--- Task input Enclosed Below ---
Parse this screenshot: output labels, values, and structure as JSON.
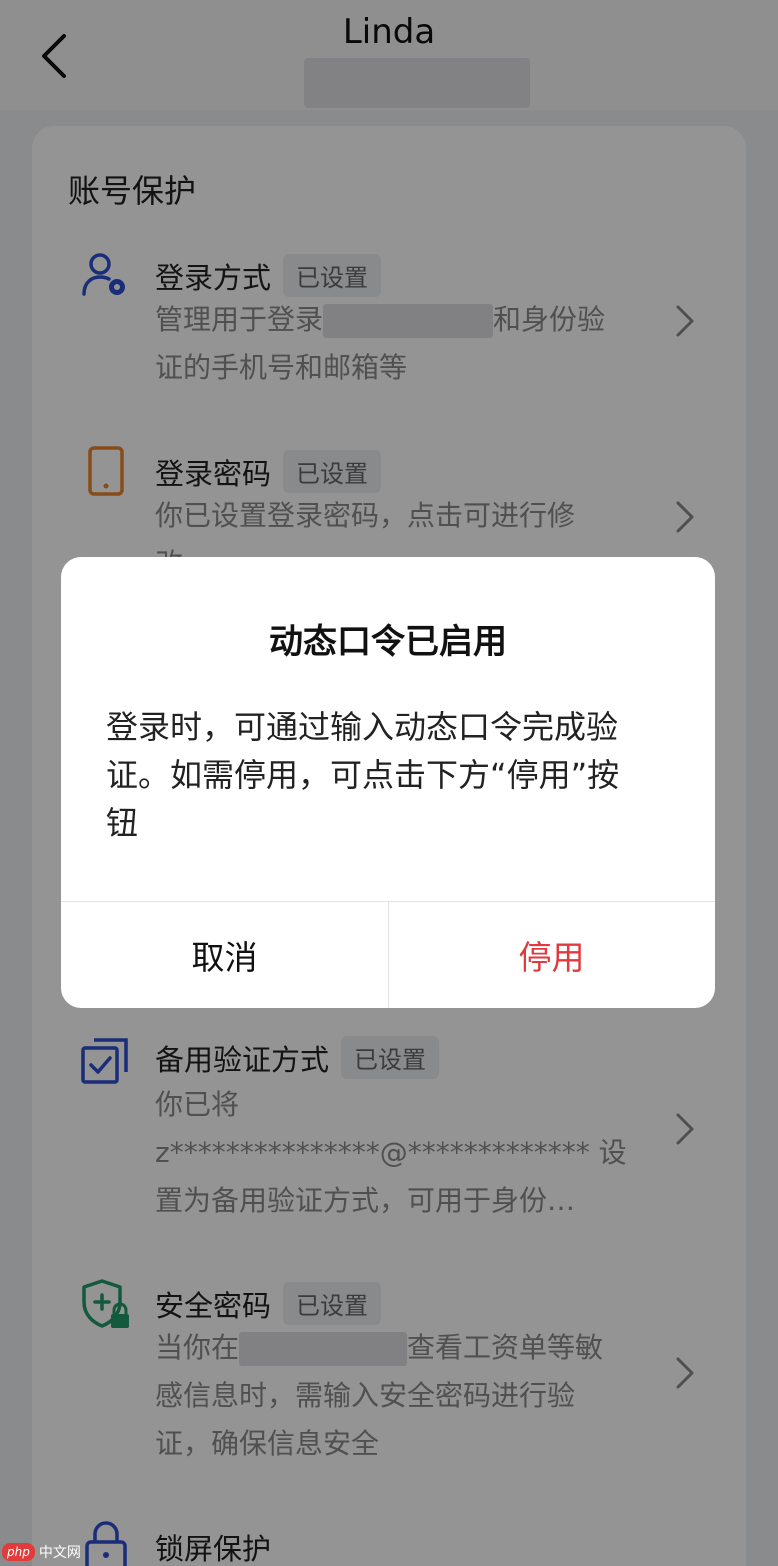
{
  "header": {
    "title": "Linda",
    "back_icon": "chevron-left-icon"
  },
  "section": {
    "title": "账号保护"
  },
  "items": [
    {
      "title": "登录方式",
      "badge": "已设置",
      "icon": "user-gear-icon",
      "desc_part1": "管理用于登录",
      "desc_part2": "和身份验",
      "desc_line2": "证的手机号和邮箱等"
    },
    {
      "title": "登录密码",
      "badge": "已设置",
      "icon": "phone-icon",
      "desc_line1": "你已设置登录密码，点击可进行修",
      "desc_line2": "改"
    },
    {
      "title": "备用验证方式",
      "badge": "已设置",
      "icon": "backup-check-icon",
      "desc_line1": "你已将",
      "desc_line2": "z***************@************* 设",
      "desc_line3": "置为备用验证方式，可用于身份…"
    },
    {
      "title": "安全密码",
      "badge": "已设置",
      "icon": "shield-lock-icon",
      "desc_part1": "当你在",
      "desc_part2": "查看工资单等敏",
      "desc_line2": "感信息时，需输入安全密码进行验",
      "desc_line3": "证，确保信息安全"
    },
    {
      "title": "锁屏保护",
      "icon": "lock-icon"
    }
  ],
  "dialog": {
    "title": "动态口令已启用",
    "body_line1": "登录时，可通过输入动态口令完成验",
    "body_line2": "证。如需停用，可点击下方“停用”按",
    "body_line3": "钮",
    "cancel_label": "取消",
    "disable_label": "停用"
  },
  "watermark": {
    "badge": "php",
    "text": "中文网"
  },
  "colors": {
    "accent_blue": "#2d4fd0",
    "accent_orange": "#e8842a",
    "accent_green": "#1f9a6c",
    "danger_red": "#e0393e"
  }
}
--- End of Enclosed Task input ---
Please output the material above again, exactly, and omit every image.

Parse this screenshot: output labels, values, and structure as JSON.
{
  "header": {
    "title": "Linda",
    "back_icon": "chevron-left-icon"
  },
  "section": {
    "title": "账号保护"
  },
  "items": [
    {
      "title": "登录方式",
      "badge": "已设置",
      "icon": "user-gear-icon",
      "desc_part1": "管理用于登录",
      "desc_part2": "和身份验",
      "desc_line2": "证的手机号和邮箱等"
    },
    {
      "title": "登录密码",
      "badge": "已设置",
      "icon": "phone-icon",
      "desc_line1": "你已设置登录密码，点击可进行修",
      "desc_line2": "改"
    },
    {
      "title": "备用验证方式",
      "badge": "已设置",
      "icon": "backup-check-icon",
      "desc_line1": "你已将",
      "desc_line2": "z***************@************* 设",
      "desc_line3": "置为备用验证方式，可用于身份…"
    },
    {
      "title": "安全密码",
      "badge": "已设置",
      "icon": "shield-lock-icon",
      "desc_part1": "当你在",
      "desc_part2": "查看工资单等敏",
      "desc_line2": "感信息时，需输入安全密码进行验",
      "desc_line3": "证，确保信息安全"
    },
    {
      "title": "锁屏保护",
      "icon": "lock-icon"
    }
  ],
  "dialog": {
    "title": "动态口令已启用",
    "body_line1": "登录时，可通过输入动态口令完成验",
    "body_line2": "证。如需停用，可点击下方“停用”按",
    "body_line3": "钮",
    "cancel_label": "取消",
    "disable_label": "停用"
  },
  "watermark": {
    "badge": "php",
    "text": "中文网"
  },
  "colors": {
    "accent_blue": "#2d4fd0",
    "accent_orange": "#e8842a",
    "accent_green": "#1f9a6c",
    "danger_red": "#e0393e"
  }
}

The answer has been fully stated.